In 1941 President Roosevelt signed into law the celebration of a National Thanksgiving to be on the fourth Thursday of November. Yet, a national day of Thanksgiving had a long history. It goes all the way back to the beginning, long before the U.S. became a country. Appropriately, George Washington, our first U.S. president issued on 3 October 1789, at the request of Congress, our first U.S. Thanksgiving proclamation. It goes as follows:
By the President of the United States of America, a Proclamation.
Whereas it is the duty of all nations to acknowledge the providence of Almighty God, to obey His will, to be grateful for His benefits, and humbly to implore His protection and favor; and—Whereas both Houses of Congress have, by their joint committee, requested me “to recommend to the people of the United States a day of public thanksgiving and prayer, to be observed by acknowledging with grateful hearts the many and signal favors of Almighty God, especially by affording them an opportunity peaceably to establish a form of government for their safety and happiness:”
Now, therefore, I do recommend and assign Thursday, the 26th day of November next, to be devoted by the people of these States to the service of that great and glorious Being who is the beneficent author of all the good that was, that is, or that will be; that we may then all unite in rendering unto Him our sincere and humble thanks for His kind care and protection of the people of this country previous to their becoming a nation; for the signal and manifold mercies and the favor, able interpositions of His providence in the course and conclusion of the late war; for the great degree of tranquility, union, and plenty which we have since enjoyed; for the peaceable and rational manner in which we have been enabled to establish constitutions of government for our safety and happiness, and particularly the national one now lately instituted; for the civil and religious liberty with which we are blessed, and the means we have of acquiring and diffusing useful knowledge; and, in general, for all the great and various favors which He has been pleased to confer upon us.
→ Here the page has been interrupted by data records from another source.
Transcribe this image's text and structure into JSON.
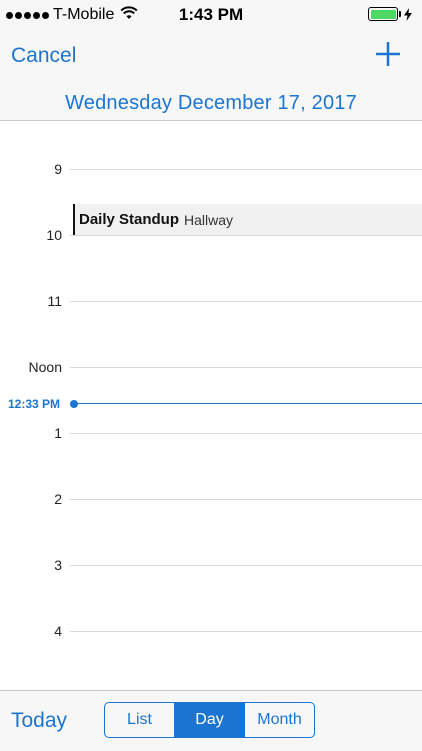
{
  "status_bar": {
    "carrier": "T-Mobile",
    "time": "1:43 PM",
    "battery_level": 1.0,
    "icons": [
      "signal-dots-icon",
      "wifi-icon",
      "battery-icon",
      "charging-bolt-icon"
    ]
  },
  "nav": {
    "cancel_label": "Cancel",
    "add_icon": "plus-icon",
    "date_title": "Wednesday December 17, 2017"
  },
  "day_view": {
    "hours": [
      "9",
      "10",
      "11",
      "Noon",
      "1",
      "2",
      "3",
      "4"
    ],
    "current_time": "12:33 PM",
    "events": [
      {
        "title": "Daily Standup",
        "location": "Hallway"
      }
    ]
  },
  "tab_bar": {
    "today_label": "Today",
    "segments": [
      "List",
      "Day",
      "Month"
    ],
    "selected_segment": "Day"
  },
  "colors": {
    "accent": "#1a75d2",
    "bar_background": "#f7f7f7",
    "battery_fill": "#4cd964",
    "event_background": "#f0f0f0"
  }
}
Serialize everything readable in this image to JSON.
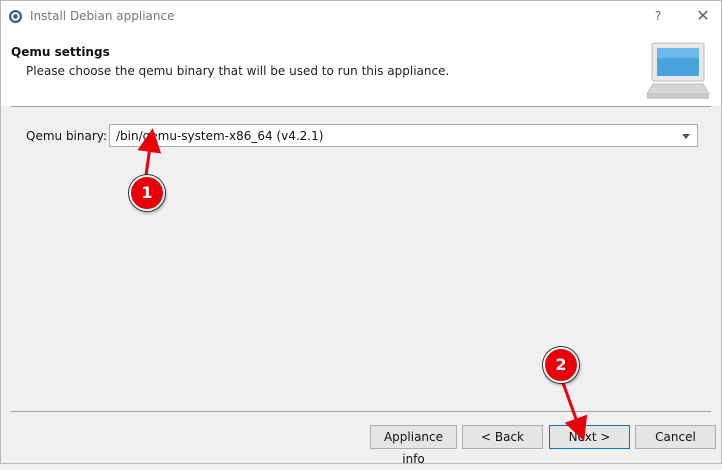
{
  "window": {
    "title": "Install Debian appliance",
    "help_glyph": "?",
    "close_glyph": "✕"
  },
  "header": {
    "title": "Qemu settings",
    "subtitle": "Please choose the qemu binary that will be used to run this appliance.",
    "graphic": "computer-icon"
  },
  "form": {
    "qemu_label": "Qemu binary:",
    "qemu_value": "/bin/qemu-system-x86_64 (v4.2.1)"
  },
  "buttons": {
    "appliance_info": "Appliance info",
    "back": "< Back",
    "next": "Next >",
    "cancel": "Cancel"
  },
  "annotations": [
    {
      "label": "1",
      "color": "#e8000b"
    },
    {
      "label": "2",
      "color": "#e8000b"
    }
  ],
  "colors": {
    "accent": "#0078d7",
    "annotation": "#e8000b"
  }
}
And also that we may then unite in most humbly offering our prayers and supplications to the great Lord and Ruler of Nations, and beseech Him to pardon our national and other transgressions; to enable us all, whether in public or private stations, to perform our several and relative duties properly and punctually; to render our National Government a blessing to all the people by constantly being a Government of wise, just, and constitutional laws, discreetly and faithfully executed and obeyed; to protect and guide all sovereigns and nations (especially such as have shown kindness to us), and to bless them with good governments, peace, and concord; to promote the knowledge and practice of true religion and virtue, and the increase of science among them and us; and, generally, to grant unto all mankind such a degree of temporal prosperity as He alone knows to be best.
Given under my hand at the City of New York the third day of October in the year of our Lord 1789. Go. Washington
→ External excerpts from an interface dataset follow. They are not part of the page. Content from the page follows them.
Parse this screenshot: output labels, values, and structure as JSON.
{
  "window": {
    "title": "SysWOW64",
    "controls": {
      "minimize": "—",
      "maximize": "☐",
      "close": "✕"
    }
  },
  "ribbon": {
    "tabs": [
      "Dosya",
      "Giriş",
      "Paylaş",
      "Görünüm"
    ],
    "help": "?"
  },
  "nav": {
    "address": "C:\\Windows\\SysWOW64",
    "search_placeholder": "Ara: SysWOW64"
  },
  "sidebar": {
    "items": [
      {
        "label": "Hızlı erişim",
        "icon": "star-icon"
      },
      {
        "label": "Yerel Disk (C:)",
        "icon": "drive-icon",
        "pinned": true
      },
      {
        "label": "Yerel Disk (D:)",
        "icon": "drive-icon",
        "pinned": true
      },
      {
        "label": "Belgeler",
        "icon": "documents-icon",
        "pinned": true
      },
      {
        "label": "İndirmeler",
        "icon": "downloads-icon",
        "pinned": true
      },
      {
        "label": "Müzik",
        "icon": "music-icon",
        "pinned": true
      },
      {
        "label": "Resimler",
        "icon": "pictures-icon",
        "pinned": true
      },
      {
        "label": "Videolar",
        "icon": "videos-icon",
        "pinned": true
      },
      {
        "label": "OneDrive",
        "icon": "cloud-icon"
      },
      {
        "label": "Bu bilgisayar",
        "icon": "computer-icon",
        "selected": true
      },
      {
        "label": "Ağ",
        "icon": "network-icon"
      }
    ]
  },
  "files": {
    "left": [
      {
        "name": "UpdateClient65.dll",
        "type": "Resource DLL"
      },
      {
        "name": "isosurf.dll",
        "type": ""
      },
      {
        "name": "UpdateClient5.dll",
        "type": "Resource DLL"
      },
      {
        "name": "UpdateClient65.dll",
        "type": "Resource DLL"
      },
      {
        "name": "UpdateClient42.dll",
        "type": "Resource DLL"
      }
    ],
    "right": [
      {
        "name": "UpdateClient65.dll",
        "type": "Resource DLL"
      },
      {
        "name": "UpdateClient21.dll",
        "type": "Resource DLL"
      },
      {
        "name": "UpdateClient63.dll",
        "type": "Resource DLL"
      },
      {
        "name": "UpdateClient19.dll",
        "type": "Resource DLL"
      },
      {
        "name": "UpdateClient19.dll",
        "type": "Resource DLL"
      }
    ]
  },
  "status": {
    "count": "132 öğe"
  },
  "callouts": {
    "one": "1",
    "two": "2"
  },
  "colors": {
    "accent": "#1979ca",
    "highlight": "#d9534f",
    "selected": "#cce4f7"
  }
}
The clear purpose of our holiday of Thanksgiving is in the name: to give thanks to God for “His kind care and protection of the people.” The Lord is gracious and merciful. All we are and all we possess are gifts from him. This month, as we prepare for and celebrate Thanksgiving, remember the Lord’s provision, and give thanks all month long. Our forefathers knew their dependence upon God, and called all Americans to thanksgiving and prayer. Times, of course, have changed. Yet, I pray our current leaders either understand or come to understand this truth. May our prayers not only be for thanks, but for the Lord’s continued blessing on our country. May we pray that the Lord will forgive our country’s sins against him, and turn the citizens of this great land to him in worship and acknowledgement of his great blessings upon us.
Happy Thanksgiving, my friends!